I have suggested that global forces are moving to reshape the cultural bases for university governance. I have also suggested that this movement is likely to continue a process of aligning the practices and premises of corporate and university governance. This convergence will be linked to university size and characteristics, with smaller universities becoming more like small corporations and the larger entities resembling more multinational corporations (e.g. Governance Conundrums and the University--Penn State and the Realignments of Governance Norms for the 21st Century, Law at the End of the Day, August 30, 2012).
(Pix (c) Larry Catá Backer 2012)
There are consequences to this movement. Among the most important are its effects on the relationship between the university and faculty.
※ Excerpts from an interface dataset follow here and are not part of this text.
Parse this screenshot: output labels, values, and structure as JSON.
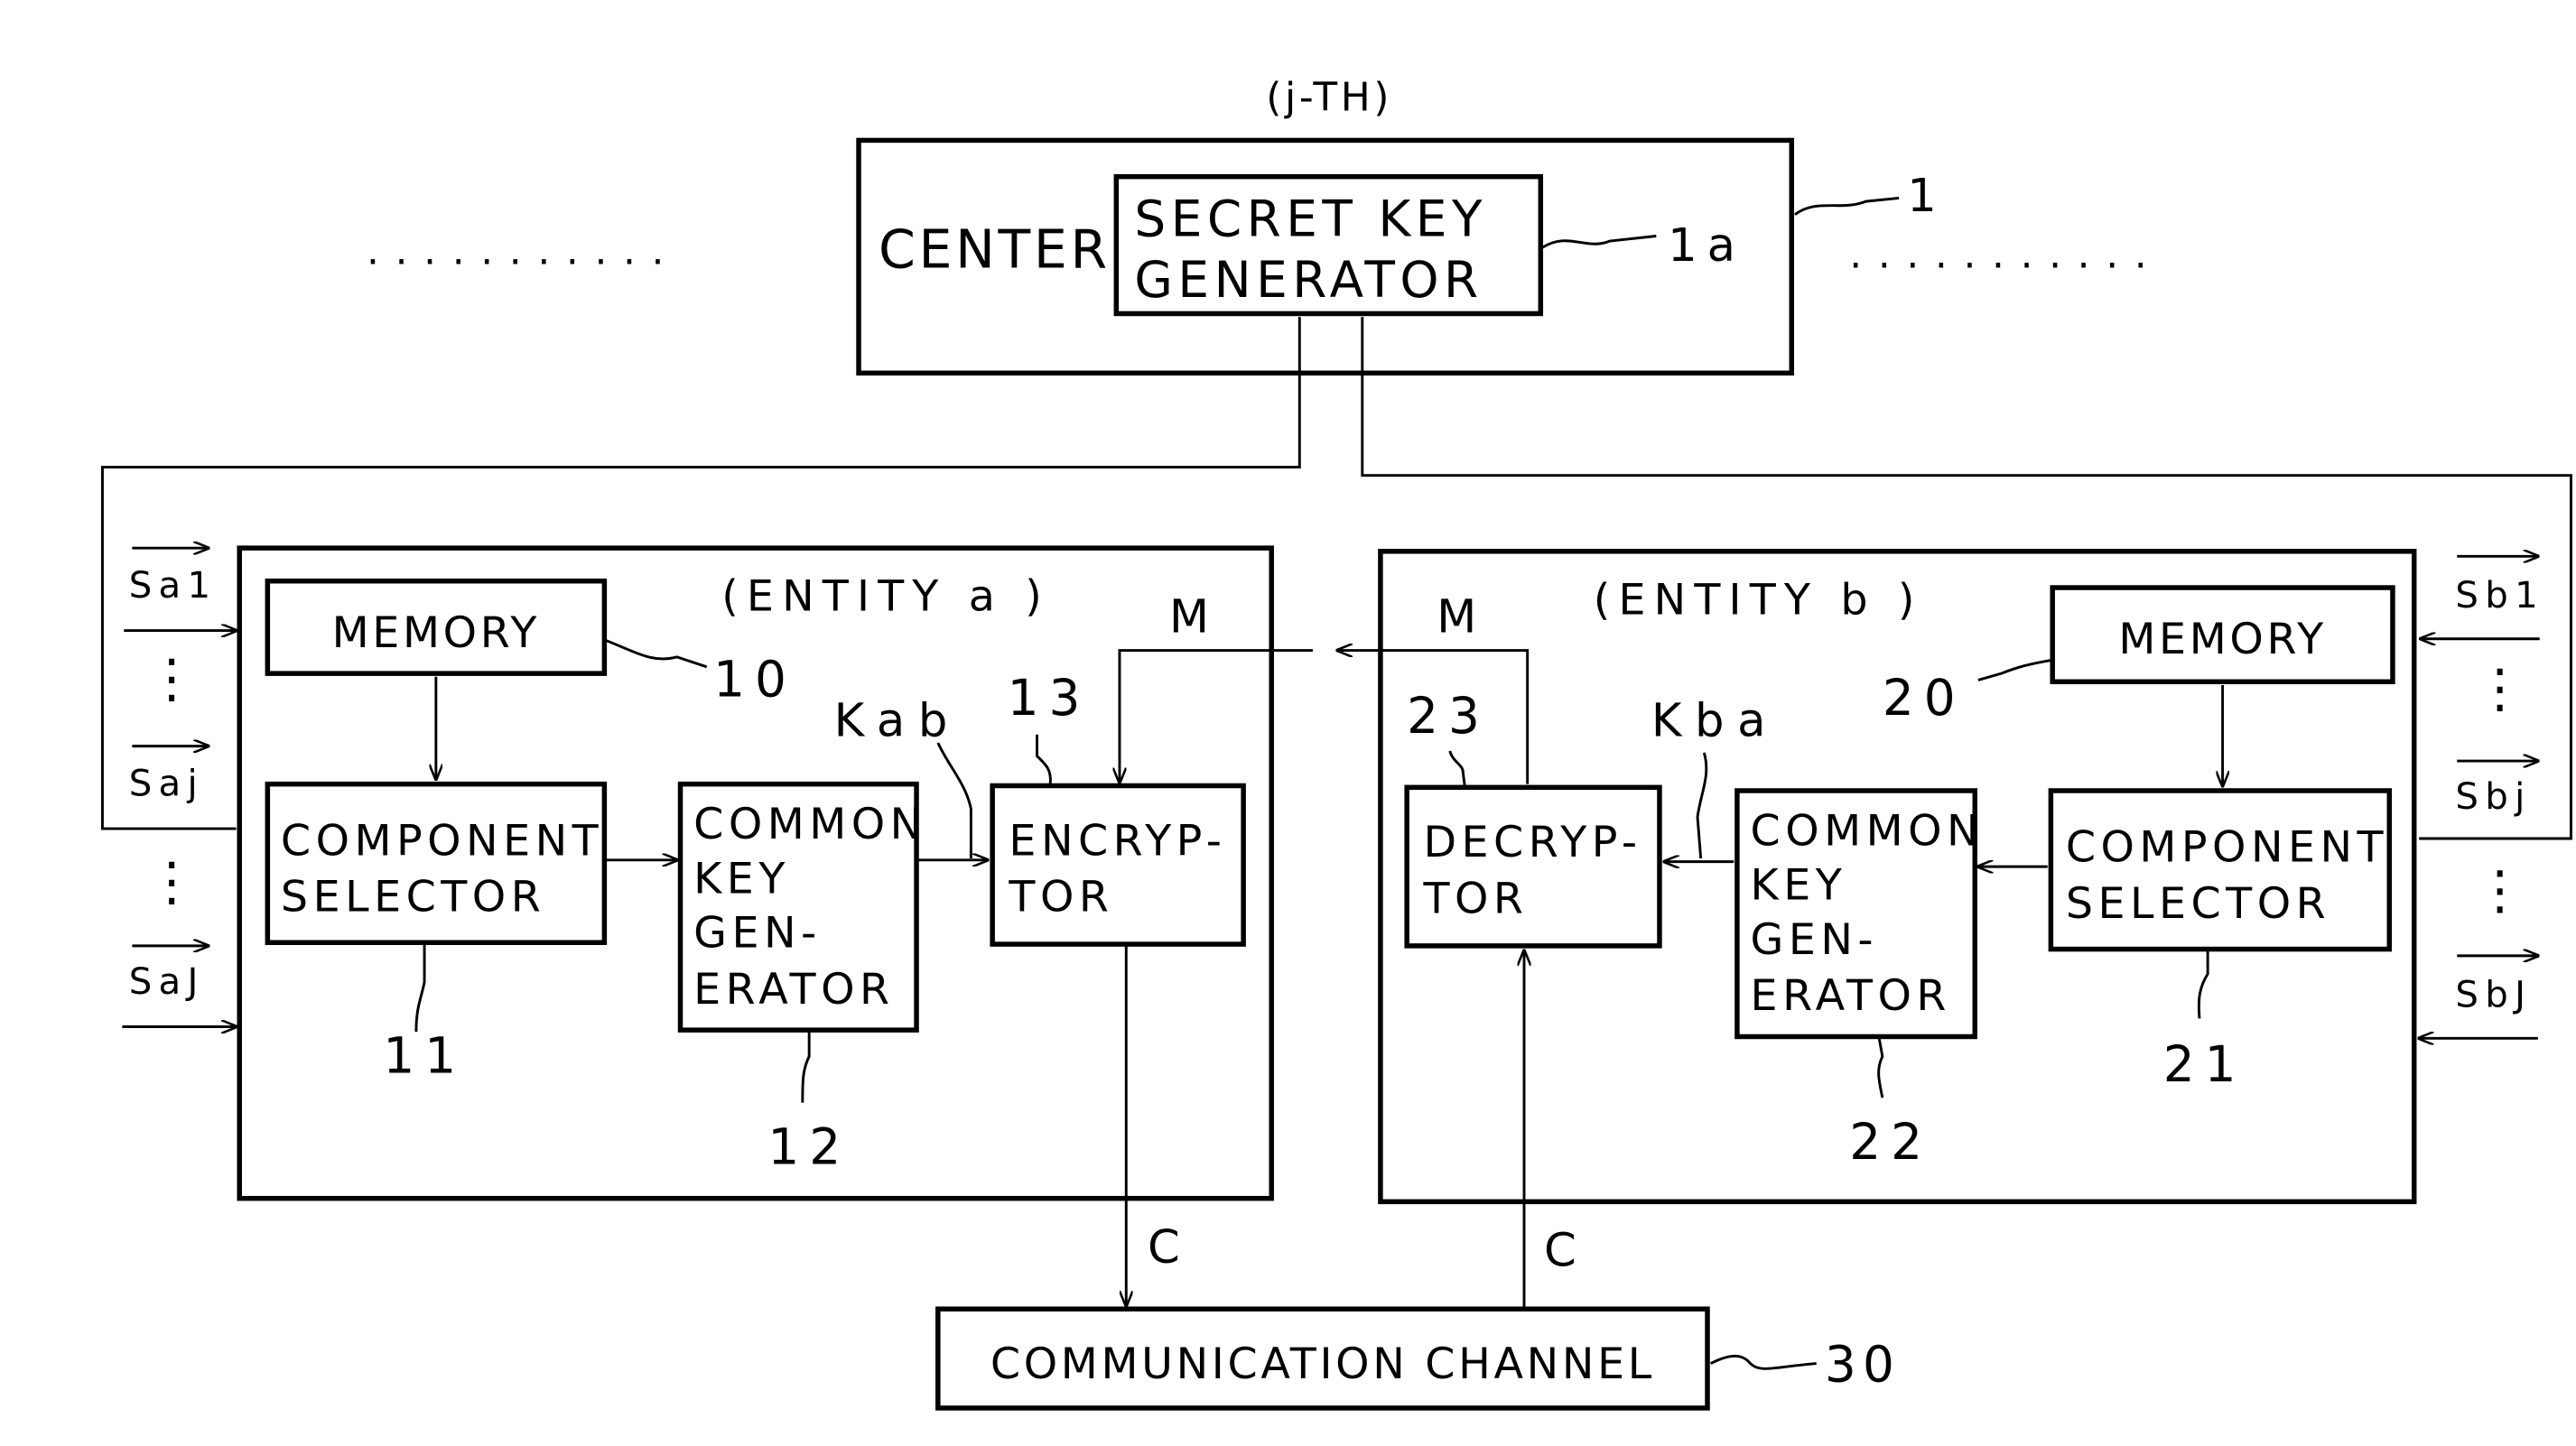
{
  "figure": {
    "center_block": {
      "header": "(j-TH)",
      "label": "CENTER",
      "ref": "1",
      "inner": {
        "lines": [
          "SECRET KEY",
          "GENERATOR"
        ],
        "ref": "1a"
      },
      "ellipsis_left": ". . . . . . . . . . .",
      "ellipsis_right": ". . . . . . . . . . ."
    },
    "entity_a": {
      "title": "(ENTITY a )",
      "inputs": [
        "Sa1",
        "Saj",
        "SaJ"
      ],
      "memory": {
        "label": "MEMORY",
        "ref": "10"
      },
      "selector": {
        "lines": [
          "COMPONENT",
          "SELECTOR"
        ],
        "ref": "11"
      },
      "keygen": {
        "lines": [
          "COMMON",
          "KEY",
          "GEN-",
          "ERATOR"
        ],
        "ref": "12"
      },
      "crypto": {
        "lines": [
          "ENCRYP-",
          "TOR"
        ],
        "ref": "13"
      },
      "key_label": "Kab",
      "msg_label": "M",
      "out_label": "C"
    },
    "entity_b": {
      "title": "(ENTITY b )",
      "inputs": [
        "Sb1",
        "Sbj",
        "SbJ"
      ],
      "memory": {
        "label": "MEMORY",
        "ref": "20"
      },
      "selector": {
        "lines": [
          "COMPONENT",
          "SELECTOR"
        ],
        "ref": "21"
      },
      "keygen": {
        "lines": [
          "COMMON",
          "KEY",
          "GEN-",
          "ERATOR"
        ],
        "ref": "22"
      },
      "crypto": {
        "lines": [
          "DECRYP-",
          "TOR"
        ],
        "ref": "23"
      },
      "key_label": "Kba",
      "msg_label": "M",
      "out_label": "C"
    },
    "channel": {
      "label": "COMMUNICATION CHANNEL",
      "ref": "30"
    },
    "vertical_dots": "⋮"
  }
}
That relationship, once strongly premised on the idea that faculty represented an aggregation of professionals under an administrative structure built to further their collective interests in research, teaching and service, has been inverted, so that faculty are now increasingly characterized (and I have heard this from State education officials) as factors in the production of the education of revenue generating units (students).
This post highlights a recent example from Saint Louis University described in an article by Audrey Williams June, Faculty-Review Proposals at Saint Louis U Would 'Eviscerate Tenure' AAUP Says, Chronicle of Higher Education, August 30, 2012.